Short Stuff 27.4
Crisis at City College of San Francisco
UPDATE FROM SEATTLE: TEST BOYCOTT VICTORY
“High schools may opt out of MAP in 2013–14.”
This message was sent in an all-district email blast May 13 by Seattle Public Schools Superintendent Jose Banda and led to spontaneous celebrations by teachers and students around Garfield High School.
Until now, the Measures of Academic Progress (MAP) tests were required by the school district for students in all grades (see “Seattle Test Boycott: Our Destination Is Not on the MAP,” spring 2012). A group of Garfield teachers announced in January 2013 they were no longer going to administer the tests to students at Garfield. Other Seattle schools followed suit, and the bravery of these teachers led to a national movement.
According to Jesse Hagopian, a boycott leader and editorial associate of Rethinking Schools, there’s a lesson in this victory: “If we stand for what’s right for students, teachers can win.”
He continued: “Teachers at the five Seattle high schools who joined the MAP boycott are elated by the news of this victory, but Superintendent Banda’s email also warned that students in grades K–8 will still be required to take the test next year. The key to the victory over the high school MAP test was solidarity and widespread public support, and we intend to carry these lessons forward to change policy for K-8 schools as well.”

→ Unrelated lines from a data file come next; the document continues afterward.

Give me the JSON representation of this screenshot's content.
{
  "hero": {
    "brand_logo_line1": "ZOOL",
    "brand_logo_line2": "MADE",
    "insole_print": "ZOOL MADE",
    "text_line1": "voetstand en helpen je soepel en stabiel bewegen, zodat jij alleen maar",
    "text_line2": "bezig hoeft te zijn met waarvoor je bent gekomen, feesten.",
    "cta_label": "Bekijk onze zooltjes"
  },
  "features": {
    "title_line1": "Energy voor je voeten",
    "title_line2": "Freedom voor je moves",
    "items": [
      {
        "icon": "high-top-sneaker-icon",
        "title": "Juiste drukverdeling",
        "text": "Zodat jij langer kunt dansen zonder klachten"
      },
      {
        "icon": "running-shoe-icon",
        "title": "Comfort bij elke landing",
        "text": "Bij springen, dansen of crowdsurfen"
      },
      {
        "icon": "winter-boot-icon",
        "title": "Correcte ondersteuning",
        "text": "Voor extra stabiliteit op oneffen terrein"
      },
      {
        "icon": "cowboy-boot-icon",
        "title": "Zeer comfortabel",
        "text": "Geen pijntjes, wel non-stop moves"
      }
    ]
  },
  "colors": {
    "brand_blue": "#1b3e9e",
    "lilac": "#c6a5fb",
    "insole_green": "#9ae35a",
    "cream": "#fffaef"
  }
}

CORPORATE REFORM “JUMPS THE FENCE”: CRISIS AT CITY COLLEGE OF SAN FRANCISCO
California is a testing ground for a new round of privatization wars. The current battleground is City College of San Francisco (CCSF), which has 85,000 students at campuses spread across the city. A low-cost, student-centered option for the first two years of college, CCSF is known for its broad variety of vocational degrees, ESL courses that serve more than 20,000 immigrants a year, and strong focus on lifelong learning.
Last spring the Accrediting Commission for Community and Junior Colleges (ACCJC) sent an evaluation team to the school. Despite the fact that CCSF had never been sanctioned, ACCJC placed the school on “show cause” status, with nine months to make mandated changes or face closure. The accreditation crisis, coming on top of years of state budget cuts, triggered what is essentially a state takeover with an appointed special trustee. Austerity measures have included cutting classes, pay cuts, and layoffs. Particularly at risk are classes without direct “labor market value” like women’s and ethnic studies. Childcare centers, art studios, and student grants were slashed, and campus activist researchers have uncovered alarming information about ACCJC with national implications. ACCJC is a subdivision of the Western Association of Schools and Colleges, one of six regional agencies that accredit public institutions. Between 2003 and 2008 the other five regions sanctioned between 0 and 6 percent of community colleges. In contrast, the ACCJC imposed sanctions on 37 percent of community colleges in California. When community colleges lose accreditation or are too starved for funds to meet student need, private colleges and online courses move in to fill the gap. In the past five years, the Gates, Walton, and Lumina foundations have been pushing for reforms to open the community college market to private investment.
Students, faculty, and community members have been fighting back. Last fall, San Franciscans overwhelmingly voted in favor of a parcel tax designed to reverse the cuts. As the June deadline for the ACCJC’s final decision approaches, protests are escalating. A May 20 demonstration at CCSF’s Mission Campus connected City College’s struggle to school closures in Chicago.
According to Alisa Messer, president of the faculty union: “Educators and unions are too often portrayed as the opposition in attempts to push austerity, undermine the public sector, and efface the important educational work we do. We will not apologize for resisting the downsizing of our students’ educations, for saving jobs, and for protecting educational programs that benefit our students—particularly our most vulnerable students.” From reporting by David Bacon (“Corporate Education Reform Hits San Francisco Community College,” Truthout, March 19, 2013) and Nancy Reiko Kato.